Data about app and page elements
>>>>>

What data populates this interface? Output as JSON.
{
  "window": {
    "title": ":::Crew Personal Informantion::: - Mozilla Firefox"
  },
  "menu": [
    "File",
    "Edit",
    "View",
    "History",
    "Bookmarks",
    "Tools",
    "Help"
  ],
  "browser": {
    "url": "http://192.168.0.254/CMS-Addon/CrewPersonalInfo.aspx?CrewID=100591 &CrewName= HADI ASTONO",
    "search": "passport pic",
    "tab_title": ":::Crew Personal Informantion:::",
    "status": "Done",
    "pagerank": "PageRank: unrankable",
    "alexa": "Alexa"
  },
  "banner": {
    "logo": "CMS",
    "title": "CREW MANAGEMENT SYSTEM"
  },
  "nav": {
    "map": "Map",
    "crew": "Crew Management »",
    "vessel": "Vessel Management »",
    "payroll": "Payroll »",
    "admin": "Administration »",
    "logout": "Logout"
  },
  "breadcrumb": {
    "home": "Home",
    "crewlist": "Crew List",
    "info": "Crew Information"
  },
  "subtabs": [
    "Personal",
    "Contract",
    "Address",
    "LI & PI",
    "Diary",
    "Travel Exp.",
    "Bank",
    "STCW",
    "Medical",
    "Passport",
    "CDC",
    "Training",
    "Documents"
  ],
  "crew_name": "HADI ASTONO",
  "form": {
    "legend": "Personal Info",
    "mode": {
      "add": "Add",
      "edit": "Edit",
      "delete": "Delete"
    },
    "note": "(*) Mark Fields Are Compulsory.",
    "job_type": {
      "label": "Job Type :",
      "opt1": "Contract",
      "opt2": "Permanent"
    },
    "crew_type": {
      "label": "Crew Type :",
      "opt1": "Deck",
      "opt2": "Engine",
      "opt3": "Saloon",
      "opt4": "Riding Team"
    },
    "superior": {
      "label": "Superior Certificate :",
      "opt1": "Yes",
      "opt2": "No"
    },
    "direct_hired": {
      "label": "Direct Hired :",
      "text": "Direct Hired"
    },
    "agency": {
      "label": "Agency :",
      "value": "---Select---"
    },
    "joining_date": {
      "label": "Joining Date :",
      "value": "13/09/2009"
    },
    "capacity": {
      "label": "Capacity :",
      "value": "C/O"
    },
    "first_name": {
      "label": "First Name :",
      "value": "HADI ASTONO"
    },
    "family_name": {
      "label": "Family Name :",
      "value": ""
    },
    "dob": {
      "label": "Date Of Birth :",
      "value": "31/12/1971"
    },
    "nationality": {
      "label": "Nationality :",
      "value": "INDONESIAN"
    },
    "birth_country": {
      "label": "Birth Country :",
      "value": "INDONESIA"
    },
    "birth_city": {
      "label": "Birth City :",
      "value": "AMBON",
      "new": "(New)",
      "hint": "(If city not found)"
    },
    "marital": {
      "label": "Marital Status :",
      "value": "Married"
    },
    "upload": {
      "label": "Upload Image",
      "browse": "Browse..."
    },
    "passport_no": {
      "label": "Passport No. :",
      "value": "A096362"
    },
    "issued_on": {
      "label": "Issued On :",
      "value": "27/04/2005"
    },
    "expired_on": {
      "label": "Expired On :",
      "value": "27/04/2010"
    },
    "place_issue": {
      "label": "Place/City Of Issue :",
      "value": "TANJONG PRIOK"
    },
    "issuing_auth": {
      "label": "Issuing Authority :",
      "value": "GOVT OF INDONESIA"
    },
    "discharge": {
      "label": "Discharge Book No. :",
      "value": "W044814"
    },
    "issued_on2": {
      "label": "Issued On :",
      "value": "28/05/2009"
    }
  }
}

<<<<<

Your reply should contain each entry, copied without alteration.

### [Task answer]
What data populates this interface? Output as JSON.
{
  "window": {
    "title": ":::Crew Personal Informantion::: - Mozilla Firefox"
  },
  "menu": [
    "File",
    "Edit",
    "View",
    "History",
    "Bookmarks",
    "Tools",
    "Help"
  ],
  "browser": {
    "url": "http://192.168.0.254/CMS-Addon/CrewPersonalInfo.aspx?CrewID=100591 &CrewName= HADI ASTONO",
    "search": "passport pic",
    "tab_title": ":::Crew Personal Informantion:::",
    "status": "Done",
    "pagerank": "PageRank: unrankable",
    "alexa": "Alexa"
  },
  "banner": {
    "logo": "CMS",
    "title": "CREW MANAGEMENT SYSTEM"
  },
  "nav": {
    "map": "Map",
    "crew": "Crew Management »",
    "vessel": "Vessel Management »",
    "payroll": "Payroll »",
    "admin": "Administration »",
    "logout": "Logout"
  },
  "breadcrumb": {
    "home": "Home",
    "crewlist": "Crew List",
    "info": "Crew Information"
  },
  "subtabs": [
    "Personal",
    "Contract",
    "Address",
    "LI & PI",
    "Diary",
    "Travel Exp.",
    "Bank",
    "STCW",
    "Medical",
    "Passport",
    "CDC",
    "Training",
    "Documents"
  ],
  "crew_name": "HADI ASTONO",
  "form": {
    "legend": "Personal Info",
    "mode": {
      "add": "Add",
      "edit": "Edit",
      "delete": "Delete"
    },
    "note": "(*) Mark Fields Are Compulsory.",
    "job_type": {
      "label": "Job Type :",
      "opt1": "Contract",
      "opt2": "Permanent"
    },
    "crew_type": {
      "label": "Crew Type :",
      "opt1": "Deck",
      "opt2": "Engine",
      "opt3": "Saloon",
      "opt4": "Riding Team"
    },
    "superior": {
      "label": "Superior Certificate :",
      "opt1": "Yes",
      "opt2": "No"
    },
    "direct_hired": {
      "label": "Direct Hired :",
      "text": "Direct Hired"
    },
    "agency": {
      "label": "Agency :",
      "value": "---Select---"
    },
    "joining_date": {
      "label": "Joining Date :",
      "value": "13/09/2009"
    },
    "capacity": {
      "label": "Capacity :",
      "value": "C/O"
    },
    "first_name": {
      "label": "First Name :",
      "value": "HADI ASTONO"
    },
    "family_name": {
      "label": "Family Name :",
      "value": ""
    },
    "dob": {
      "label": "Date Of Birth :",
      "value": "31/12/1971"
    },
    "nationality": {
      "label": "Nationality :",
      "value": "INDONESIAN"
    },
    "birth_country": {
      "label": "Birth Country :",
      "value": "INDONESIA"
    },
    "birth_city": {
      "label": "Birth City :",
      "value": "AMBON",
      "new": "(New)",
      "hint": "(If city not found)"
    },
    "marital": {
      "label": "Marital Status :",
      "value": "Married"
    },
    "upload": {
      "label": "Upload Image",
      "browse": "Browse..."
    },
    "passport_no": {
      "label": "Passport No. :",
      "value": "A096362"
    },
    "issued_on": {
      "label": "Issued On :",
      "value": "27/04/2005"
    },
    "expired_on": {
      "label": "Expired On :",
      "value": "27/04/2010"
    },
    "place_issue": {
      "label": "Place/City Of Issue :",
      "value": "TANJONG PRIOK"
    },
    "issuing_auth": {
      "label": "Issuing Authority :",
      "value": "GOVT OF INDONESIA"
    },
    "discharge": {
      "label": "Discharge Book No. :",
      "value": "W044814"
    },
    "issued_on2": {
      "label": "Issued On :",
      "value": "28/05/2009"
    }
  }
}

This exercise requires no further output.